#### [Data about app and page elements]
________

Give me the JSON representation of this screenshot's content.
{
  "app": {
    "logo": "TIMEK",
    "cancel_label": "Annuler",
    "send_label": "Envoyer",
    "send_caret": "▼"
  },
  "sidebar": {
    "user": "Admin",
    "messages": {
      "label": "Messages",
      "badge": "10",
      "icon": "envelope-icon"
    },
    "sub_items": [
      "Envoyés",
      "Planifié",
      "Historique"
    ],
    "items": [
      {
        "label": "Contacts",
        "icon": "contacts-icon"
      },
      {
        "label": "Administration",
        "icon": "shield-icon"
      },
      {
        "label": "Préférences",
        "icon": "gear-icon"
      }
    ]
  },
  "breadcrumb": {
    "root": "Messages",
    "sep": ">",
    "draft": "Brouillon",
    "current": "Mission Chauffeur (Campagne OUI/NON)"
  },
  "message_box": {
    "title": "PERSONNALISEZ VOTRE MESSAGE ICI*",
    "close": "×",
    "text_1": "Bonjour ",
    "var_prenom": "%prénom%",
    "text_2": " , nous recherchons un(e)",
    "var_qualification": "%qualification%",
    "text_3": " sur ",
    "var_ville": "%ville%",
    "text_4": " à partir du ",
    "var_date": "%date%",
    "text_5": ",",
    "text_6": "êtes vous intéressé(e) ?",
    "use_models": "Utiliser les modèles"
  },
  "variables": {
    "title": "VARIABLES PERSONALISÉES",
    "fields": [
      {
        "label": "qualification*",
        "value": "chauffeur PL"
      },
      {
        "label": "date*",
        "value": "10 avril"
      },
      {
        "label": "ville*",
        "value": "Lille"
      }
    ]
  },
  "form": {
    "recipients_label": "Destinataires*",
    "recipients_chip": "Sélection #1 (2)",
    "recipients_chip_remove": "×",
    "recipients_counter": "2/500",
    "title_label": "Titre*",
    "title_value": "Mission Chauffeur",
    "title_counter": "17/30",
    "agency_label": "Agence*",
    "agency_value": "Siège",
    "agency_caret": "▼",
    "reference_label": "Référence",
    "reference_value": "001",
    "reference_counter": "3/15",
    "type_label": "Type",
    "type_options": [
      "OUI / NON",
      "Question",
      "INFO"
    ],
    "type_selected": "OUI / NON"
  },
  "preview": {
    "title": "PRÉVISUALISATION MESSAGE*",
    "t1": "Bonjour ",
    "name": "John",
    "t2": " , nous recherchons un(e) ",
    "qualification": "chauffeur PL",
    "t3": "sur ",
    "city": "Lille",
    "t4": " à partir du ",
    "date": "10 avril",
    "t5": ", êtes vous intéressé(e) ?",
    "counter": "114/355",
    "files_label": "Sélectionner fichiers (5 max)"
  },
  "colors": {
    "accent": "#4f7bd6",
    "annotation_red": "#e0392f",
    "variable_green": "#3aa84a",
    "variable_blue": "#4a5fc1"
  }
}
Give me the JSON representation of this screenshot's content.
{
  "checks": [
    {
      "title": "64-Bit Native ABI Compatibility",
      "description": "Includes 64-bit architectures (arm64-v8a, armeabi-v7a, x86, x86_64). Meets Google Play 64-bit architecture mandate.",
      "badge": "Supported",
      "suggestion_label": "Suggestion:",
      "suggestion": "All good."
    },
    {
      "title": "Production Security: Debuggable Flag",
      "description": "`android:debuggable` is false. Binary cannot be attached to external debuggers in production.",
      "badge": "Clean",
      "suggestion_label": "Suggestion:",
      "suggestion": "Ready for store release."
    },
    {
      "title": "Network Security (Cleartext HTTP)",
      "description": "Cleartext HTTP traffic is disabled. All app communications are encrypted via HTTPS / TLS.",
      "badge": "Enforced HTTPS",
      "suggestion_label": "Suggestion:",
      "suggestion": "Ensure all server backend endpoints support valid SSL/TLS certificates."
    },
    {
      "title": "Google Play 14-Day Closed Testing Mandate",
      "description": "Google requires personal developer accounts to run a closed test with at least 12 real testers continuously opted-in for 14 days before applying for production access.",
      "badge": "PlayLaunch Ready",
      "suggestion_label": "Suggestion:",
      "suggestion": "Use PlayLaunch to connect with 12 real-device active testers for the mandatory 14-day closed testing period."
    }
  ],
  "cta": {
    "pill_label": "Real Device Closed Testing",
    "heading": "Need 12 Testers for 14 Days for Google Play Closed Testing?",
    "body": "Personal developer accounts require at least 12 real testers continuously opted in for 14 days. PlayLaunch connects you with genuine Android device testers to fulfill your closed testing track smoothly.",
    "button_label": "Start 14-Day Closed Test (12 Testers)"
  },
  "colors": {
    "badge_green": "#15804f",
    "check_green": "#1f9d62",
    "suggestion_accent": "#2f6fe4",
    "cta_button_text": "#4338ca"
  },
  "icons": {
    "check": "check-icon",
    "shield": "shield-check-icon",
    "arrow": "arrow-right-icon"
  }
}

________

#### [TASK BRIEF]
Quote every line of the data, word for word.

#### [SOLUTION FOR THIS PROBLEM]
Give me the JSON representation of this screenshot's content.
{
  "app": {
    "logo": "TIMEK",
    "cancel_label": "Annuler",
    "send_label": "Envoyer",
    "send_caret": "▼"
  },
  "sidebar": {
    "user": "Admin",
    "messages": {
      "label": "Messages",
      "badge": "10",
      "icon": "envelope-icon"
    },
    "sub_items": [
      "Envoyés",
      "Planifié",
      "Historique"
    ],
    "items": [
      {
        "label": "Contacts",
        "icon": "contacts-icon"
      },
      {
        "label": "Administration",
        "icon": "shield-icon"
      },
      {
        "label": "Préférences",
        "icon": "gear-icon"
      }
    ]
  },
  "breadcrumb": {
    "root": "Messages",
    "sep": ">",
    "draft": "Brouillon",
    "current": "Mission Chauffeur (Campagne OUI/NON)"
  },
  "message_box": {
    "title": "PERSONNALISEZ VOTRE MESSAGE ICI*",
    "close": "×",
    "text_1": "Bonjour ",
    "var_prenom": "%prénom%",
    "text_2": " , nous recherchons un(e)",
    "var_qualification": "%qualification%",
    "text_3": " sur ",
    "var_ville": "%ville%",
    "text_4": " à partir du ",
    "var_date": "%date%",
    "text_5": ",",
    "text_6": "êtes vous intéressé(e) ?",
    "use_models": "Utiliser les modèles"
  },
  "variables": {
    "title": "VARIABLES PERSONALISÉES",
    "fields": [
      {
        "label": "qualification*",
        "value": "chauffeur PL"
      },
      {
        "label": "date*",
        "value": "10 avril"
      },
      {
        "label": "ville*",
        "value": "Lille"
      }
    ]
  },
  "form": {
    "recipients_label": "Destinataires*",
    "recipients_chip": "Sélection #1 (2)",
    "recipients_chip_remove": "×",
    "recipients_counter": "2/500",
    "title_label": "Titre*",
    "title_value": "Mission Chauffeur",
    "title_counter": "17/30",
    "agency_label": "Agence*",
    "agency_value": "Siège",
    "agency_caret": "▼",
    "reference_label": "Référence",
    "reference_value": "001",
    "reference_counter": "3/15",
    "type_label": "Type",
    "type_options": [
      "OUI / NON",
      "Question",
      "INFO"
    ],
    "type_selected": "OUI / NON"
  },
  "preview": {
    "title": "PRÉVISUALISATION MESSAGE*",
    "t1": "Bonjour ",
    "name": "John",
    "t2": " , nous recherchons un(e) ",
    "qualification": "chauffeur PL",
    "t3": "sur ",
    "city": "Lille",
    "t4": " à partir du ",
    "date": "10 avril",
    "t5": ", êtes vous intéressé(e) ?",
    "counter": "114/355",
    "files_label": "Sélectionner fichiers (5 max)"
  },
  "colors": {
    "accent": "#4f7bd6",
    "annotation_red": "#e0392f",
    "variable_green": "#3aa84a",
    "variable_blue": "#4a5fc1"
  }
}
Give me the JSON representation of this screenshot's content.
{
  "checks": [
    {
      "title": "64-Bit Native ABI Compatibility",
      "description": "Includes 64-bit architectures (arm64-v8a, armeabi-v7a, x86, x86_64). Meets Google Play 64-bit architecture mandate.",
      "badge": "Supported",
      "suggestion_label": "Suggestion:",
      "suggestion": "All good."
    },
    {
      "title": "Production Security: Debuggable Flag",
      "description": "`android:debuggable` is false. Binary cannot be attached to external debuggers in production.",
      "badge": "Clean",
      "suggestion_label": "Suggestion:",
      "suggestion": "Ready for store release."
    },
    {
      "title": "Network Security (Cleartext HTTP)",
      "description": "Cleartext HTTP traffic is disabled. All app communications are encrypted via HTTPS / TLS.",
      "badge": "Enforced HTTPS",
      "suggestion_label": "Suggestion:",
      "suggestion": "Ensure all server backend endpoints support valid SSL/TLS certificates."
    },
    {
      "title": "Google Play 14-Day Closed Testing Mandate",
      "description": "Google requires personal developer accounts to run a closed test with at least 12 real testers continuously opted-in for 14 days before applying for production access.",
      "badge": "PlayLaunch Ready",
      "suggestion_label": "Suggestion:",
      "suggestion": "Use PlayLaunch to connect with 12 real-device active testers for the mandatory 14-day closed testing period."
    }
  ],
  "cta": {
    "pill_label": "Real Device Closed Testing",
    "heading": "Need 12 Testers for 14 Days for Google Play Closed Testing?",
    "body": "Personal developer accounts require at least 12 real testers continuously opted in for 14 days. PlayLaunch connects you with genuine Android device testers to fulfill your closed testing track smoothly.",
    "button_label": "Start 14-Day Closed Test (12 Testers)"
  },
  "colors": {
    "badge_green": "#15804f",
    "check_green": "#1f9d62",
    "suggestion_accent": "#2f6fe4",
    "cta_button_text": "#4338ca"
  },
  "icons": {
    "check": "check-icon",
    "shield": "shield-check-icon",
    "arrow": "arrow-right-icon"
  }
}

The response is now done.